▶ _Work to be completed_: Whenever a line of the entries below holds the string "label", copy that line and return it.

++++ Data in this exercise

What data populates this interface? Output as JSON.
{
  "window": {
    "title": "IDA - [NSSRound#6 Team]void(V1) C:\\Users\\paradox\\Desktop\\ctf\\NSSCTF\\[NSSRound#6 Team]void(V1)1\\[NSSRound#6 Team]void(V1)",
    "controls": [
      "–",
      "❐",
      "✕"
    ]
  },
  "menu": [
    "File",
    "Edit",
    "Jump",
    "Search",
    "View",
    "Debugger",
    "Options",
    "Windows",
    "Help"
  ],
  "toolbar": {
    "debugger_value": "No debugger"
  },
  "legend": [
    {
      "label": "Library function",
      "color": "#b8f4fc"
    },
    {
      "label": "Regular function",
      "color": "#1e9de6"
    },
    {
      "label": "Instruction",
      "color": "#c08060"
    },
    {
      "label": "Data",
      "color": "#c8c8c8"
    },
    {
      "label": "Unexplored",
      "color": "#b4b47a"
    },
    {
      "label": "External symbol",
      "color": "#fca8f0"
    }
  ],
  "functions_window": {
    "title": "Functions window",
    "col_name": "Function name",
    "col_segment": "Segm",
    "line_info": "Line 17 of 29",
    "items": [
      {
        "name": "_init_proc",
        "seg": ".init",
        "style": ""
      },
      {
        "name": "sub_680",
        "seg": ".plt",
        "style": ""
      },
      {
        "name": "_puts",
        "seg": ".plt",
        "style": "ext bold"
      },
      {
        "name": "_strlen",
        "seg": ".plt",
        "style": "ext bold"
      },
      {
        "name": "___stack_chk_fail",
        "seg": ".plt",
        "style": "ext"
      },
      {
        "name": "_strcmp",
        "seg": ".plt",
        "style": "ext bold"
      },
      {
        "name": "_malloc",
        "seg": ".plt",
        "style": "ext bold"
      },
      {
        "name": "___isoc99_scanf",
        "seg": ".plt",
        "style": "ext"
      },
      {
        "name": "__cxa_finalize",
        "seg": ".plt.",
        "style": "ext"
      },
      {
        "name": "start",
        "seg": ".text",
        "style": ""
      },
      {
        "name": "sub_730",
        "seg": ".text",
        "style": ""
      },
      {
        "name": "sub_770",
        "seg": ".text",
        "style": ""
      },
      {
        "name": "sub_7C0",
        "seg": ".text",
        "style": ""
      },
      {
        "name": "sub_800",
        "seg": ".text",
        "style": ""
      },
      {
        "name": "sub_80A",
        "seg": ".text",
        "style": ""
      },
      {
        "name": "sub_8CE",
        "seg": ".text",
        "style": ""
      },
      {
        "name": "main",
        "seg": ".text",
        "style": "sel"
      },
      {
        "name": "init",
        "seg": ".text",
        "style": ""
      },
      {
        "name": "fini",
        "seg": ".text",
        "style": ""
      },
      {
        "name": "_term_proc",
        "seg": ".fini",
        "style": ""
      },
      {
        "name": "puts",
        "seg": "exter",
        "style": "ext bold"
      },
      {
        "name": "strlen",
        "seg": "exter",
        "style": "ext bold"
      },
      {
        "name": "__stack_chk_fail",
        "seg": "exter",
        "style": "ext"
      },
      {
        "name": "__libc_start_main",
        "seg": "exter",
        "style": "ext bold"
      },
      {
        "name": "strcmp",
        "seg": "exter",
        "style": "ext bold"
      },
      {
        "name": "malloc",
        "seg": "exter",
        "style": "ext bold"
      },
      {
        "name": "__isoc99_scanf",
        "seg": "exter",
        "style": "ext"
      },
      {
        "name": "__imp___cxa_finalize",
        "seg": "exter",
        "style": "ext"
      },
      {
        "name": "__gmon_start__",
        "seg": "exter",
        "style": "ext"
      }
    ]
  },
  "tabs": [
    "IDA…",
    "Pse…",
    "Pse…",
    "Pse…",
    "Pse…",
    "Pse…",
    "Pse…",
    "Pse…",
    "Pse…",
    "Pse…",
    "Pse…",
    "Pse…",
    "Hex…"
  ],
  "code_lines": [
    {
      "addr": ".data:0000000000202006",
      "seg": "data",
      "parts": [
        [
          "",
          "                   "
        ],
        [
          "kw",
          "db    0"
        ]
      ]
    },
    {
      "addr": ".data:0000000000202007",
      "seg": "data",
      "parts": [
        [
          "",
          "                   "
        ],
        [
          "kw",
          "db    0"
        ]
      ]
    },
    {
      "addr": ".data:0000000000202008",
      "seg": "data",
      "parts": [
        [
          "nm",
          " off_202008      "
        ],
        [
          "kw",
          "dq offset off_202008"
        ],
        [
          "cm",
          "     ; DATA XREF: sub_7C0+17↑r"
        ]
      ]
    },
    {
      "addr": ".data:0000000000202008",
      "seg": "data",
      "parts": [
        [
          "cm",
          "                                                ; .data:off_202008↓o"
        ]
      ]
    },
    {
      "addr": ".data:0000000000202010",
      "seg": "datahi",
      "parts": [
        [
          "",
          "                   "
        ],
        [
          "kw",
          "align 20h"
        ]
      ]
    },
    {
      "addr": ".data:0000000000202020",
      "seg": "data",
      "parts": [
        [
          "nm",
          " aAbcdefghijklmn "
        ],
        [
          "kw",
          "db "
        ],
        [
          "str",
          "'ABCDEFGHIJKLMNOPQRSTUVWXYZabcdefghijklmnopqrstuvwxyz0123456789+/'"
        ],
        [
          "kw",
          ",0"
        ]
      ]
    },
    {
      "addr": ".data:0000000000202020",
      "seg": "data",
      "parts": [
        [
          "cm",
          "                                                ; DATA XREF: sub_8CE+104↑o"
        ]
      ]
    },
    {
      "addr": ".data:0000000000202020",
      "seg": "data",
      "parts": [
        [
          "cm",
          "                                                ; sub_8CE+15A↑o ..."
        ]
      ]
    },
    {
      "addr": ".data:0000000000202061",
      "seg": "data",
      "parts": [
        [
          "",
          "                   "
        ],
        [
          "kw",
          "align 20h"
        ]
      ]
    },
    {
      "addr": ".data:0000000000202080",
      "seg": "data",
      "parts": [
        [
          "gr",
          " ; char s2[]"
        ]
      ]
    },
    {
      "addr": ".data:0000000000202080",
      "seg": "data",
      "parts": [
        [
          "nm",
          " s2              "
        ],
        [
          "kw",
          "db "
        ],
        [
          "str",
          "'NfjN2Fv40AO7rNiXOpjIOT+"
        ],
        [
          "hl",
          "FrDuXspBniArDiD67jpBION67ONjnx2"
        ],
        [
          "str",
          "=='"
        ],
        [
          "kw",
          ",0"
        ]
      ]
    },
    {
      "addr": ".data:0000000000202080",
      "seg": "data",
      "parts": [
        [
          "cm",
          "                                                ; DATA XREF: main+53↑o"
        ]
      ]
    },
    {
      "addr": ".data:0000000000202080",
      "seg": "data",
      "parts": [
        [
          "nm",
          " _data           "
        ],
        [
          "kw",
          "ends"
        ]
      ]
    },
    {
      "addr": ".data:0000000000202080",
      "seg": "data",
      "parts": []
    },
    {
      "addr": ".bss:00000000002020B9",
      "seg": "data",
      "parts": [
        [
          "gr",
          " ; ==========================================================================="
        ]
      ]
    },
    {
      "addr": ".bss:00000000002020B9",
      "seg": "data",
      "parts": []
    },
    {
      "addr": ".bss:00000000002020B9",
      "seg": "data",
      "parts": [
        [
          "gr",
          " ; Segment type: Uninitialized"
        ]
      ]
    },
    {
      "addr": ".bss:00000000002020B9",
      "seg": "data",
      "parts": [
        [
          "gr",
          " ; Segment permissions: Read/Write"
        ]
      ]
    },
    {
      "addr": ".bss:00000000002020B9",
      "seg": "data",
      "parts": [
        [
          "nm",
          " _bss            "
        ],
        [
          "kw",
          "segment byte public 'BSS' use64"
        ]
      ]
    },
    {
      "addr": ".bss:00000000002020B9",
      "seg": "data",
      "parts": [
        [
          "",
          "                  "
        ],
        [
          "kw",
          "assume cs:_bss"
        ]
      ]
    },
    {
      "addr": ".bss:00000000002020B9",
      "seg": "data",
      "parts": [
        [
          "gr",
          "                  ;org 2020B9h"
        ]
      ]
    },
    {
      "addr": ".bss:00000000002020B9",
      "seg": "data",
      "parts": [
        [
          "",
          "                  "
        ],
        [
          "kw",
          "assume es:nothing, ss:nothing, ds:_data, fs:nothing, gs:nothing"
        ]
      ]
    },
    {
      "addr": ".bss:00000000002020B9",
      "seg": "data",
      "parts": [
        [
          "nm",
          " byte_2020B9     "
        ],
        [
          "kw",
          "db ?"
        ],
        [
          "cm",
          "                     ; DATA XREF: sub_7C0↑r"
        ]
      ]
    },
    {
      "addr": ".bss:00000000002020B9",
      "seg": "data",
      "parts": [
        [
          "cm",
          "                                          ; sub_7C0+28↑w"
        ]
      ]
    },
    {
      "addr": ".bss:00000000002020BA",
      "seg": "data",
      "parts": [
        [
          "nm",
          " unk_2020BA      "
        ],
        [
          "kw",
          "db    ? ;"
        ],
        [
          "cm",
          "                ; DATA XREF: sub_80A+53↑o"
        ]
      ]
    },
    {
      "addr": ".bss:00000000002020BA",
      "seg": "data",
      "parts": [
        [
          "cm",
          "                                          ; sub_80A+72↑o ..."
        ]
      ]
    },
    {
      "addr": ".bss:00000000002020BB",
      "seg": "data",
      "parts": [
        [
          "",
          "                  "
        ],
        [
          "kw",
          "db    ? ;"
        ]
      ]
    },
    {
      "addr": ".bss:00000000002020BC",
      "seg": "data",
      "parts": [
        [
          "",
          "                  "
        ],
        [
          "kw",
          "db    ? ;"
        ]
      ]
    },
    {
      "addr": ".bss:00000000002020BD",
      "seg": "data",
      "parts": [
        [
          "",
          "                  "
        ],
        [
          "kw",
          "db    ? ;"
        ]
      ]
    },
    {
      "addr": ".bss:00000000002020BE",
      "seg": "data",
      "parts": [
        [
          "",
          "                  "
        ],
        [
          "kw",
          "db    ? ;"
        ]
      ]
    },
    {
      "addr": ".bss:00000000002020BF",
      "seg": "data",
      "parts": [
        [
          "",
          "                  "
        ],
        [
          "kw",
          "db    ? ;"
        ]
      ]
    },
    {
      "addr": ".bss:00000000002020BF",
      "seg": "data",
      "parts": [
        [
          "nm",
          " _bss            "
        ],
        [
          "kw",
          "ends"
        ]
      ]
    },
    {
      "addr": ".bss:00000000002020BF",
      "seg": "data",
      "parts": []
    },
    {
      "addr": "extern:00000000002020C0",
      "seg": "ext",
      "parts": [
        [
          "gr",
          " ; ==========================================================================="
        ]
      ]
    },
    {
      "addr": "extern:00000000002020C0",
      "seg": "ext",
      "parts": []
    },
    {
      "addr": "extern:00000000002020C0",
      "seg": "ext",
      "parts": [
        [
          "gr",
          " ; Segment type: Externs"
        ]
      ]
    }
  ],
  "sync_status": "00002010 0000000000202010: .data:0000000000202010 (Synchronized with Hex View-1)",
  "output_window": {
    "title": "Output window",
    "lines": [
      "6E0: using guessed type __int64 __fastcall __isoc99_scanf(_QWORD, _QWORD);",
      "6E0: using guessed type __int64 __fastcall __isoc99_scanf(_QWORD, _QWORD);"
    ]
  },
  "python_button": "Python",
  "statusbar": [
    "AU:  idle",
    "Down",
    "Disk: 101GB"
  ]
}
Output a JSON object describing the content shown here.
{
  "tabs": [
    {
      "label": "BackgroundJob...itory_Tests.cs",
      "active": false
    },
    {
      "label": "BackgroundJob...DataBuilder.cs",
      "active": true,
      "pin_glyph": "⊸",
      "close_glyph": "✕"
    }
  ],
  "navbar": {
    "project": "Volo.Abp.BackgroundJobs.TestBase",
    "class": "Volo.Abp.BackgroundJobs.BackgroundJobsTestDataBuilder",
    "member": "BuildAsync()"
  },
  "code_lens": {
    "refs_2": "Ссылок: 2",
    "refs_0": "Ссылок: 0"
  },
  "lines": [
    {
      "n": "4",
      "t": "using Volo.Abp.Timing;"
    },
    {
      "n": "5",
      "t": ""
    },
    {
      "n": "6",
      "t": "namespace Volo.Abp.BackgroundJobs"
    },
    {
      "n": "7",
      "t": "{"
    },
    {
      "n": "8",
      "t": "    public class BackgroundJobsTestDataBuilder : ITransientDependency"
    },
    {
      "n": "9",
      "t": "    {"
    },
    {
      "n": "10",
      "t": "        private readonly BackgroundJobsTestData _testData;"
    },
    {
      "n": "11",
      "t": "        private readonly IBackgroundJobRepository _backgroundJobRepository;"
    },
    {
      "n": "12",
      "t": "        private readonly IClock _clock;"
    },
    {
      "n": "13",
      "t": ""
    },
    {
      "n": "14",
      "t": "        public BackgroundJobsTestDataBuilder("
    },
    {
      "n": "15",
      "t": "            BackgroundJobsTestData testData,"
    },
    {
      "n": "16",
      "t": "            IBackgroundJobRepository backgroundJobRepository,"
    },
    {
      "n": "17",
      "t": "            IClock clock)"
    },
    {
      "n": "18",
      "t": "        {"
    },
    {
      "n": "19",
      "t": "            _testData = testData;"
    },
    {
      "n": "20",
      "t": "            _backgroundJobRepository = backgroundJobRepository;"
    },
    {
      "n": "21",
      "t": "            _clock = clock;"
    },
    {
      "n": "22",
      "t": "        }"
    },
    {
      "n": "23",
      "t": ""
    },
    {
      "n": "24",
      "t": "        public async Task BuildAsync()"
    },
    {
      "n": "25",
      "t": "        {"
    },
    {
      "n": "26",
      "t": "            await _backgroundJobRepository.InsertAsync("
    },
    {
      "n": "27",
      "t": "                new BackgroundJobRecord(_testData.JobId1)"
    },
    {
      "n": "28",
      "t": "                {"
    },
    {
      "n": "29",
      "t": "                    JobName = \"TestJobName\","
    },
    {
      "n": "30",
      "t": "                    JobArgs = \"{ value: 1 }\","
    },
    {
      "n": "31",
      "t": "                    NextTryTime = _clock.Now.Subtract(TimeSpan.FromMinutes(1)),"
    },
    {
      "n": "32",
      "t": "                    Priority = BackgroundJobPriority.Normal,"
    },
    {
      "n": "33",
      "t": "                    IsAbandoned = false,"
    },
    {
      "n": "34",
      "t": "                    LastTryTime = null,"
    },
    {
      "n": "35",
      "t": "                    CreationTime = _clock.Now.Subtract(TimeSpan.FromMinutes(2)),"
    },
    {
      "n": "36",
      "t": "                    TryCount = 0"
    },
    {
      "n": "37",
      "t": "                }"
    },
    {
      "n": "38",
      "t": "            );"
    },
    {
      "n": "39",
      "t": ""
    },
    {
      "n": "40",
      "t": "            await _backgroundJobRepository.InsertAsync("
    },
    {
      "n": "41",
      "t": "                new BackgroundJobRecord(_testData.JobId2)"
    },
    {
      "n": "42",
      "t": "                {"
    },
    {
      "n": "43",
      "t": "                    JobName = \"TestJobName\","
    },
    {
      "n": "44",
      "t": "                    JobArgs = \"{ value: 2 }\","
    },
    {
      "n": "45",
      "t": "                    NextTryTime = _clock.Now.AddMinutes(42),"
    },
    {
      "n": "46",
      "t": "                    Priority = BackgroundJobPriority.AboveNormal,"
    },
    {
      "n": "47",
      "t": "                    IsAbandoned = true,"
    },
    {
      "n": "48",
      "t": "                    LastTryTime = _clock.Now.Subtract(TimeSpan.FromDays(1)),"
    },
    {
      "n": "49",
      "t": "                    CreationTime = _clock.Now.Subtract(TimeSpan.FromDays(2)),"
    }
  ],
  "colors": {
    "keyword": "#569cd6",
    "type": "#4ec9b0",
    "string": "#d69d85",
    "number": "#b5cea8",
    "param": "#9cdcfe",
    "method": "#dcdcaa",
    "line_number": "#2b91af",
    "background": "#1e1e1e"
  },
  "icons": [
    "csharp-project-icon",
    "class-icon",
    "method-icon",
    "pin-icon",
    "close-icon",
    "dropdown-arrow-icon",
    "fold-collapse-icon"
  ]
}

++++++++

▶ _Reply to the task_:
      "label": "Library function",
      "label": "Regular function",
      "label": "Instruction",
      "label": "Data",
      "label": "Unexplored",
      "label": "External symbol",
      "label": "BackgroundJob...itory_Tests.cs",
      "label": "BackgroundJob...DataBuilder.cs",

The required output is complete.